1, University of Warwick, Coventry, Warwickshire, United Kingdom
2, University College London, London, , United Kingdom
3, University of Birmingham, Birmingham, , United Kingdom

Room temperature Sodium ion batteries (NIB) may offer key benefits over other commercial battery technologies such as lithium-ion batteries and lead acid batteries particularly in cost and safety. Sodium is the fourth most abundant element on the planet and is found in sea water. Therefore not only is it a low cost material but it is not geographically limited in terms of supply, unlike for lithium. Safety benefits include the low toxicity of sodium compared to lead acid batteries and the potential for safe transport of cells at zero state of charge and volts.
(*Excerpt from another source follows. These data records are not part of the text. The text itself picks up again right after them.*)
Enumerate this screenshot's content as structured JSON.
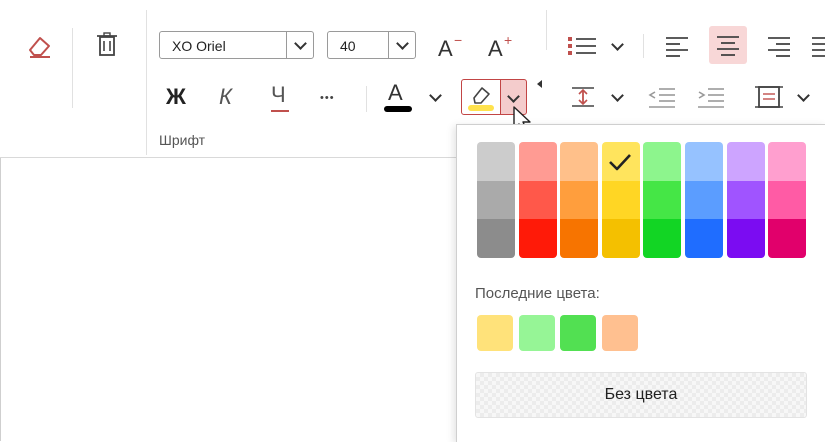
{
  "ribbon": {
    "font_name": "XO Oriel",
    "font_size": "40",
    "font_group_label": "Шрифт",
    "grow_font_label": "A",
    "grow_font_sup": "+",
    "shrink_font_label": "A",
    "shrink_font_sup": "−",
    "bold_label": "Ж",
    "italic_label": "К",
    "underline_label": "Ч",
    "more_label": "•••",
    "font_color_letter": "A",
    "accent_highlight": "#f8d7d7"
  },
  "color_panel": {
    "palette_columns": [
      {
        "name": "gray",
        "colors": [
          "#cccccc",
          "#aaaaaa",
          "#8c8c8c"
        ]
      },
      {
        "name": "red",
        "colors": [
          "#ff9b93",
          "#ff584a",
          "#ff1a08"
        ]
      },
      {
        "name": "orange",
        "colors": [
          "#ffc08a",
          "#ff9e3d",
          "#f77400"
        ]
      },
      {
        "name": "yellow",
        "colors": [
          "#ffe45d",
          "#ffd624",
          "#f4c000"
        ]
      },
      {
        "name": "green",
        "colors": [
          "#8df58d",
          "#45e646",
          "#12d524"
        ]
      },
      {
        "name": "blue",
        "colors": [
          "#96c2ff",
          "#5b9dff",
          "#1f6dff"
        ]
      },
      {
        "name": "purple",
        "colors": [
          "#cda4ff",
          "#a054ff",
          "#7b0cf2"
        ]
      },
      {
        "name": "pink",
        "colors": [
          "#ff9fcf",
          "#ff5ba5",
          "#e1006b"
        ]
      }
    ],
    "selected": "yellow-1",
    "recent_label": "Последние цвета:",
    "recent_colors": [
      "#ffe27a",
      "#96f596",
      "#52e052",
      "#ffc090"
    ],
    "no_color_label": "Без цвета"
  }
}
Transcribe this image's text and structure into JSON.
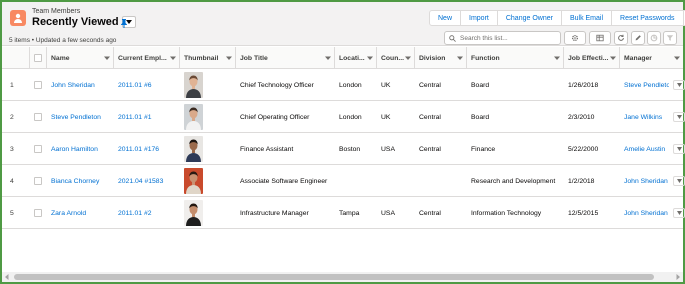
{
  "header": {
    "object_label": "Team Members",
    "list_view_name": "Recently Viewed",
    "status": "5 items • Updated a few seconds ago",
    "icons": {
      "object": "team-members-icon",
      "pin": "pin-icon",
      "caret": "chevron-down-icon"
    }
  },
  "actions": {
    "buttons": [
      "New",
      "Import",
      "Change Owner",
      "Bulk Email",
      "Reset Passwords"
    ],
    "more_icon": "chevron-down-icon"
  },
  "search": {
    "placeholder": "Search this list..."
  },
  "toolbar_icons": [
    "settings-icon",
    "display-as-table-icon",
    "refresh-icon",
    "edit-icon",
    "chart-icon",
    "filter-icon"
  ],
  "columns": [
    "",
    "",
    "Name",
    "Current Empl...",
    "Thumbnail",
    "Job Title",
    "Locati...",
    "Coun...",
    "Division",
    "Function",
    "Job Effecti...",
    "Manager"
  ],
  "rows": [
    {
      "num": "1",
      "name": "John Sheridan",
      "emp": "2011.01 #6",
      "photo": "portrait-1",
      "title": "Chief Technology Officer",
      "location": "London",
      "country": "UK",
      "division": "Central",
      "function": "Board",
      "date": "1/26/2018",
      "manager": "Steve Pendleton"
    },
    {
      "num": "2",
      "name": "Steve Pendleton",
      "emp": "2011.01 #1",
      "photo": "portrait-2",
      "title": "Chief Operating Officer",
      "location": "London",
      "country": "UK",
      "division": "Central",
      "function": "Board",
      "date": "2/3/2010",
      "manager": "Jane Wilkins"
    },
    {
      "num": "3",
      "name": "Aaron Hamilton",
      "emp": "2011.01 #176",
      "photo": "portrait-3",
      "title": "Finance Assistant",
      "location": "Boston",
      "country": "USA",
      "division": "Central",
      "function": "Finance",
      "date": "5/22/2000",
      "manager": "Amelie Austin"
    },
    {
      "num": "4",
      "name": "Bianca Chorney",
      "emp": "2021.04 #1583",
      "photo": "portrait-4",
      "title": "Associate Software Engineer",
      "location": "",
      "country": "",
      "division": "",
      "function": "Research and Development",
      "date": "1/2/2018",
      "manager": "John Sheridan"
    },
    {
      "num": "5",
      "name": "Zara Arnold",
      "emp": "2011.01 #2",
      "photo": "portrait-5",
      "title": "Infrastructure Manager",
      "location": "Tampa",
      "country": "USA",
      "division": "Central",
      "function": "Information Technology",
      "date": "12/5/2015",
      "manager": "John Sheridan"
    }
  ],
  "colors": {
    "accent": "#0070d2",
    "border": "#dddbda",
    "header_bg": "#f3f2f2",
    "object_icon": "#f88962",
    "frame": "#4f9a44"
  }
}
NIB technology however is still in its infancy and despite recent advances, significant knowledge gaps in terms of cell design, life-time and performance still exist. Here we discuss a novel sodium ion cell chemistry based upon Sn-containing nickelate sodium layered oxide materials and a hard carbon. The energy density and the life-time is significantly affected by the balance of the anode to the cathode, and the voltage ranges of the cell. The influence on cell design is discussed, and the performance characteristics and failure mechanisms presented. In particular the failure mechanisms relating to the structural changes of the cathode during cycling and the relationship to the charging profiles and cycle life.